I have to say we were both really open with each other. It was the same experience I would have had with you starting off a new, straight relationship. It wasn't a thing of a woman with woman, I just loved how open and honest it was. We weren’t worried about if this works and if this doesn't work. We were both just really open.

We were just waiting to see and also knowing that in our job it would be okay and feeling that if we didn't work out, we were going to be okay working together. So, I just fell in love with a person and she happened to be a woman, honestly it was just that, because I do remember before we kissed, actually saying to her, I've never done this before. I don't know whether I'm going to like it, because I just had no idea.

I didn't think of myself as gay, I don't think of myself as gay now. I didn't know how that kiss was going to go but it was a kiss the same as anyone and sometimes it works and sometimes it doesn't work.

This one worked and it was lovely. I honestly didn't have an issue with coming out, I was quite happy I'd fall in love with a woman and I was old enough to be able to say to people I've met a woman.

Although, we do live in a rural area, and I had kids but at the time they were very young and were in primary school. I was really scared for them, in the way that a lot of people are when they come out as gay, or that you stereotypically hear that, people are scared when they come out.

That fear was for my kids, that they would be bullied at school and that they would suffer.
I knew there had to be other people like me. I'm old enough to know it's not it couldn't be unique, but I'd never come across it and I didn't know anyone or have any close friends who were gay or LGBT plus.

I did have the knowledge to go online and have a look and there was the National LGBT helpline.
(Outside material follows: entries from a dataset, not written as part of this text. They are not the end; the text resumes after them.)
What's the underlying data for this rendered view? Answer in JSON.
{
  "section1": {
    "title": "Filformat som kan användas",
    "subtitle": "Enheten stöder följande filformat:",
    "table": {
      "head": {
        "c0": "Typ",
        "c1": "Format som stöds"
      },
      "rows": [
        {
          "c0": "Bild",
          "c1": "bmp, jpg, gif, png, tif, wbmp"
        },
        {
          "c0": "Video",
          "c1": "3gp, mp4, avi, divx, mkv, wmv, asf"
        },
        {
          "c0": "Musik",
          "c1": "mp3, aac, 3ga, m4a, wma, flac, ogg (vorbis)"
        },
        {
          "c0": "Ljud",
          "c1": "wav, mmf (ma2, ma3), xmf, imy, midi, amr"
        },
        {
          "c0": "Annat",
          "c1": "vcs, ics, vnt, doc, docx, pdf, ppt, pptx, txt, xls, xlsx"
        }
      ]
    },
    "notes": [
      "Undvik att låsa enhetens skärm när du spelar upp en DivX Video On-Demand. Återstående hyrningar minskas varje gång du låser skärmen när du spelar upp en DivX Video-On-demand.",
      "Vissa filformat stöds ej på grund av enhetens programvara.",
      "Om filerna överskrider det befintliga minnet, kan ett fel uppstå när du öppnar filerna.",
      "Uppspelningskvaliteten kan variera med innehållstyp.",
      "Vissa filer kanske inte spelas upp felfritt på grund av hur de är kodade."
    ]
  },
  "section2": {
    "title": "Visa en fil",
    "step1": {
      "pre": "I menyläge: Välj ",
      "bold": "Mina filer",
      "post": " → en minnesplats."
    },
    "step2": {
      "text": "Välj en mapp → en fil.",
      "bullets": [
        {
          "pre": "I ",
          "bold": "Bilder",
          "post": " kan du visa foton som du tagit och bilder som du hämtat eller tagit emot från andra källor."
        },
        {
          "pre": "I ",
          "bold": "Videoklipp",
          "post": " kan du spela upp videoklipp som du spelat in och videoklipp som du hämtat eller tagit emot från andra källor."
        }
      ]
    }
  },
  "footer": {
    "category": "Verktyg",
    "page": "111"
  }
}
I rang them several times and the person at the end of the phone might not have had my answer, because it wasn't their experience, but they knew somebody who did.

Over weeks and months, I gave them a call with particular problems, and they would find the correct person that had the experience to answer my question. That's how it was invaluable, because they've been there, or they wouldn’t be on that helpline for people like me.

I suppose it's like trying to find your Irish Community when you go to Japan. You need to find people like you, and I didn't know anybody like me. So, they were able to get people like me, as in people with kids, who happened to be gay.

What I would tell someone if they were thinking of reaching out to a helpline would be, that there is no harm, you don’t need to give your name, you won't be asked any details. You only tell them what you want”.

SSE Airtricity are privileged to have Tara, Tom and Adam, who’ve used the LGBT Helpline, share their stories with us. Listen to all three podcasts here.

LGBT Ireland provides vital support to communities all around Ireland, including family members and friends who are seeking help and information to support their LGBT+ loved ones. The LGBT Helpline is a confidential, safe space to ask questions, seek advice, and simply be your true, whole self.

You can contact the LGBT+ Helpline by freephone 1800 929 539. For more information, please visit LGBT.ie.